This was a great Comic-Con. Jonathan brought some new energy to the brand that I haven’t seen from him in years, and it makes me excited about our potential future in a way that I haven’t been for some time. It was incredible to see fans of Matt’s podcast come up to him just to shake his hand and to let him know how much he enjoyed the show. It was cool to meet and get to know Courtney, and to make a plan to hang out in real life since we live so close together. I had a blast chatting wrestling and being introduced to New Japan by Josh and Magan. It was awesome to reconnect with Zack after not seeing him since Shane nearly killed his cat.

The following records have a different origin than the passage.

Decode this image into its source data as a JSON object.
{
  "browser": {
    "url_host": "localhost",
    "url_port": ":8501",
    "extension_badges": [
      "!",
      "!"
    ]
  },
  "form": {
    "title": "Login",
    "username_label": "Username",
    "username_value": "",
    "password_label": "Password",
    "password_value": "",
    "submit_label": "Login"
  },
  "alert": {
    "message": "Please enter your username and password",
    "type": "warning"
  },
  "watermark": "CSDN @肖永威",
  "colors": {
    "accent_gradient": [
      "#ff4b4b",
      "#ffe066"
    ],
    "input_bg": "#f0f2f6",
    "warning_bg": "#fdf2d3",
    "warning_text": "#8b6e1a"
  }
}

Eating dinners as a group at Lolita’s (mmm, burritos) or Horton Plaza and simply trying to catch up (as I feel like I barely saw Adam or Natalie all weekend). These were the best moments, and as fun as being at Comic-Con, checking out the show floor, hitting up parties, panels, and offsites are, these are the things that I’ll remember way down the line. Jonathan said that he started Geekscape in order to make new friends, and I truly appreciate the lifelong friendships that I’ve made, and the people that I’ve gotten to know because of this brand.